Still, the impressions of our finest travel writer of the last century as he hopped from island to island in the Caribbean during the immediately post-war, post-imperial era, accompanied by his future partner and later wife, the Honourable Joan Elizabeth Rayner, plus Costa, a Greek mate who acted as his Catherwood, make for extraordinary reading today.
The first thing they did off the boat was head to the market to the fruit: a soursop (anona), a paw paw (papaya) plus an avocado.
I was immediately reminded how my parents used to refer to avos, which tended to arrive on their table in halved, semi-mature form, dolloped in vinaigrette.
We each chose an avocado pear: dark green or violet globes the size of cricket balls, enclosed in a hard and warty carapace.

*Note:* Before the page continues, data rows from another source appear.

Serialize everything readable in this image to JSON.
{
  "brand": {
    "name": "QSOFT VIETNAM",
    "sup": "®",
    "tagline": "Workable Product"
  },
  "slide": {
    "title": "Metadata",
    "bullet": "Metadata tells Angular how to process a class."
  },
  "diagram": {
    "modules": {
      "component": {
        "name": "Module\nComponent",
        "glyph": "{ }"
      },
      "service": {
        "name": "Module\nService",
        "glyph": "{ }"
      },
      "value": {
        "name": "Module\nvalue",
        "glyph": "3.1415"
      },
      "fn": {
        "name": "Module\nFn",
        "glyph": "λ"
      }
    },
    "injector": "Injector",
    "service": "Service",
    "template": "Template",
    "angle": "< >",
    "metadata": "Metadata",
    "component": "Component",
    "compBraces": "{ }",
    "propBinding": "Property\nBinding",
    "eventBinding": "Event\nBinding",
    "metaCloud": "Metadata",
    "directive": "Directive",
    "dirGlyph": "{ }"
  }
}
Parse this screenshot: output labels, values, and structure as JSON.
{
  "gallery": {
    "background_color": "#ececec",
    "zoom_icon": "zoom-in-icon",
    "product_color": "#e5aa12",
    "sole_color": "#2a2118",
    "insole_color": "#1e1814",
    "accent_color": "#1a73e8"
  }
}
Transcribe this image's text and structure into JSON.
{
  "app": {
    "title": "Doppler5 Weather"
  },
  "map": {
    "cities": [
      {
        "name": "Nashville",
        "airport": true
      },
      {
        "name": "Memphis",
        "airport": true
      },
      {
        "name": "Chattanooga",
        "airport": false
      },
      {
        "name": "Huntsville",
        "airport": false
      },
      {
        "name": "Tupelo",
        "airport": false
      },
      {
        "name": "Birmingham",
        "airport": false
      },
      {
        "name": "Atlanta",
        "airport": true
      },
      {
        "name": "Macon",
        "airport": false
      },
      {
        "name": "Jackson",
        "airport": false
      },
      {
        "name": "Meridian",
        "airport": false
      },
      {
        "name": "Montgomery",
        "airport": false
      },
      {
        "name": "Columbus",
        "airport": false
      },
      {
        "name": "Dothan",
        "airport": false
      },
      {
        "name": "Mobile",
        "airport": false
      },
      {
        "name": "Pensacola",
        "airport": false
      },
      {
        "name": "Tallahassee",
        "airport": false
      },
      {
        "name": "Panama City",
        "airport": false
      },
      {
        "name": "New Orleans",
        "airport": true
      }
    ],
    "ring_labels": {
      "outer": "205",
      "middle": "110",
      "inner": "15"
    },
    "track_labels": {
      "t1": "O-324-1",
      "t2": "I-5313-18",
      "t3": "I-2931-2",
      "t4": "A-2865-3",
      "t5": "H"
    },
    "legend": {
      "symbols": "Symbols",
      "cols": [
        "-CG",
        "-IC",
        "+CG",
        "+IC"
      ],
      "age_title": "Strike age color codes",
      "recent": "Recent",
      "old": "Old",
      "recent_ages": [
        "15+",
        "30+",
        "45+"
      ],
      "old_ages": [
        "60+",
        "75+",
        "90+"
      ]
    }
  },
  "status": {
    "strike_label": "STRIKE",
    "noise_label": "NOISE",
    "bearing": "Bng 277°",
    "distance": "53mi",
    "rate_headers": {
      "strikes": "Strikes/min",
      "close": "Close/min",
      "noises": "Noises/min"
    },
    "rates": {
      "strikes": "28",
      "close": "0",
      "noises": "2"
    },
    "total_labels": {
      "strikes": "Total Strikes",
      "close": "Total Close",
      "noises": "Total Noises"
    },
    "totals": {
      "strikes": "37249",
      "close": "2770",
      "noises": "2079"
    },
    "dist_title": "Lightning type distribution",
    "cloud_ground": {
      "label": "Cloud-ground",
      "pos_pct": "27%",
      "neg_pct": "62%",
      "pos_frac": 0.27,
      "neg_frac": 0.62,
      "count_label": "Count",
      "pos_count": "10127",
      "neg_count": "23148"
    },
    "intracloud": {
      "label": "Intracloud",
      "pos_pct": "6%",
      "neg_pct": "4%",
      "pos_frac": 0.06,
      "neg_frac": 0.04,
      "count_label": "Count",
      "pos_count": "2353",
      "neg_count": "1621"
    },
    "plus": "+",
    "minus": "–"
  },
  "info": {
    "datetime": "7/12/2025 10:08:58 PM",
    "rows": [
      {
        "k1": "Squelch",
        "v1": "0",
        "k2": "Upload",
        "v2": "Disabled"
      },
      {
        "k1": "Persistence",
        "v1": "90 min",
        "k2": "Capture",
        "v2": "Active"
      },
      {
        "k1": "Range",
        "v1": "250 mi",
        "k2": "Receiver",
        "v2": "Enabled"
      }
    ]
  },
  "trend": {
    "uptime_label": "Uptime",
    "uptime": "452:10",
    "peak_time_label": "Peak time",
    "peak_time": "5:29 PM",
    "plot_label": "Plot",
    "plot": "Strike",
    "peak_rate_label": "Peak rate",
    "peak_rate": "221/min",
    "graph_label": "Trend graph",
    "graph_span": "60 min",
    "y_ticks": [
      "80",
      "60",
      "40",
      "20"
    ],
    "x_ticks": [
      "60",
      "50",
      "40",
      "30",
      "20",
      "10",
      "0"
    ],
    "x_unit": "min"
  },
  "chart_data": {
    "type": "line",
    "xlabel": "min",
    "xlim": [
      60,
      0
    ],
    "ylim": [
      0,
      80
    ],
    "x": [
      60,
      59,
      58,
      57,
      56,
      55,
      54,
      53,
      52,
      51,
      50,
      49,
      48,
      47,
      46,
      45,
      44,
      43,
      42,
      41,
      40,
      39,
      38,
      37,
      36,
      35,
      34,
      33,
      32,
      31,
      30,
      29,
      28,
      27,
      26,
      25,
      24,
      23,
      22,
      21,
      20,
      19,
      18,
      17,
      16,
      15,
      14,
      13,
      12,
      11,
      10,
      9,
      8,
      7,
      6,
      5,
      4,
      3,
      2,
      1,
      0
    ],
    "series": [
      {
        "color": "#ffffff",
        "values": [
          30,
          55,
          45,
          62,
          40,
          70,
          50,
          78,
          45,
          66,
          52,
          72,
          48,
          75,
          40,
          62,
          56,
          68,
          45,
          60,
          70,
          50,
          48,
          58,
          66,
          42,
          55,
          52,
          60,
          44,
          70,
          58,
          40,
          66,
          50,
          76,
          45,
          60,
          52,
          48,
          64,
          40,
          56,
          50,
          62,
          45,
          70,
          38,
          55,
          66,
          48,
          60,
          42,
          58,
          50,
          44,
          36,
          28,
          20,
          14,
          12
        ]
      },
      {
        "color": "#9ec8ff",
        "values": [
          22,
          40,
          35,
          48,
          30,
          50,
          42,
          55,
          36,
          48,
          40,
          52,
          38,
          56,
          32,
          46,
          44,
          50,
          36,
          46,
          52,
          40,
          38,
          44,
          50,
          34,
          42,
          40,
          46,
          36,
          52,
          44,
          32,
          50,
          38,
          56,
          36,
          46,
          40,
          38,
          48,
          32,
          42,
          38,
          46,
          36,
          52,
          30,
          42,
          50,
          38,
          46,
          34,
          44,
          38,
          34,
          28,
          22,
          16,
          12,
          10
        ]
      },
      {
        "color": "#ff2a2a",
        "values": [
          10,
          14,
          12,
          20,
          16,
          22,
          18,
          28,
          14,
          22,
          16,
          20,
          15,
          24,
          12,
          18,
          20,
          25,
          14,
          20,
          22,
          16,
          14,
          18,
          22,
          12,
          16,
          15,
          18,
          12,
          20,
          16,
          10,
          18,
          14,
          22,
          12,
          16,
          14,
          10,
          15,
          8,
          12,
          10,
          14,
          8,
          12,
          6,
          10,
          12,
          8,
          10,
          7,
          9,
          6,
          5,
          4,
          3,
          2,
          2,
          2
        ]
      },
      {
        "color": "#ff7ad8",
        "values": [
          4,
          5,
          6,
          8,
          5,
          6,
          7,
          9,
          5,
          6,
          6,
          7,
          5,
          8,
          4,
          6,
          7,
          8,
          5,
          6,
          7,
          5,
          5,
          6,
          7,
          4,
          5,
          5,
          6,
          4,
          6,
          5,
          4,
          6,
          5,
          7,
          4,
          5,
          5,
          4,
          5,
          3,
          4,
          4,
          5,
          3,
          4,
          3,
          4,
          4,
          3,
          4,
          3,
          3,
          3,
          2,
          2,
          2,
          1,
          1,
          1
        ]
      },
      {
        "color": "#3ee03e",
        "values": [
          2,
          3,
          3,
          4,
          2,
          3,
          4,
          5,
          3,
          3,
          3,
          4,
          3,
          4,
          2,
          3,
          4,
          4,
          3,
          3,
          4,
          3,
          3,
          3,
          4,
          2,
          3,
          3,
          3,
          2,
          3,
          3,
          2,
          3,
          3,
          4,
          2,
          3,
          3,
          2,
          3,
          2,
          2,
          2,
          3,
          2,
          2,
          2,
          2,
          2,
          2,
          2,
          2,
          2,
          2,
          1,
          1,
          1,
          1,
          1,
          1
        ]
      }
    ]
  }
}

The knives made a sharp tearing noise as we opened them. In the centre, loose in their hollows, lay big round stones, completely spherical and smooth and very heavy. I hated throwing them away, they seemed so perfect and neat, and somehow important, but except as embryonic avocado trees, they are useless … The pale green fruit clung to the shell with a consistency half-way between butter and plasticine.
The plasticine reference simply emphasises the connection to 70s sensibilities.
This rather quaint unfamiliarity might seem something of the distant past, yet when V was studying in England in the early 90s one of her college friends, Aitor, a Basque from Vitoria-Gasteiz, confessed to her that he had never come across an avocado before landing in London. (In fact, he’d never even heard of them...)
Leigh Fermor's description of papaya trees made me chuckle out loud...
The fruit of the paw-paw clustered round the perpendicular trunks as thickly and symmetrically as the breasts of Diana of the Ephesians.
I've travelled with his like, excited, engaged public schoolboys whose worldview was formed and to some extend fixed, during the formal and undoubtedly durable process of 'classical eduction'.
Leigh Fermor was a lifelong Hellenist. The opening sequence of the last instalment (so far...) of Richard Linklater's Before... series was shot at his house, at his table, at Kardamyli in the Southern Peloponnese, just before he returned to the UK to die in June 2011.
He had married Joan in 1968 and lived with her in Greece until her own death there in 2003, aged 91. They had no children.
Before Midnight was released in 2013. I saw it in segments, during my lunchbreaks, by way of buying three separate tickets to the Odeon in Shaftesbury Avenue.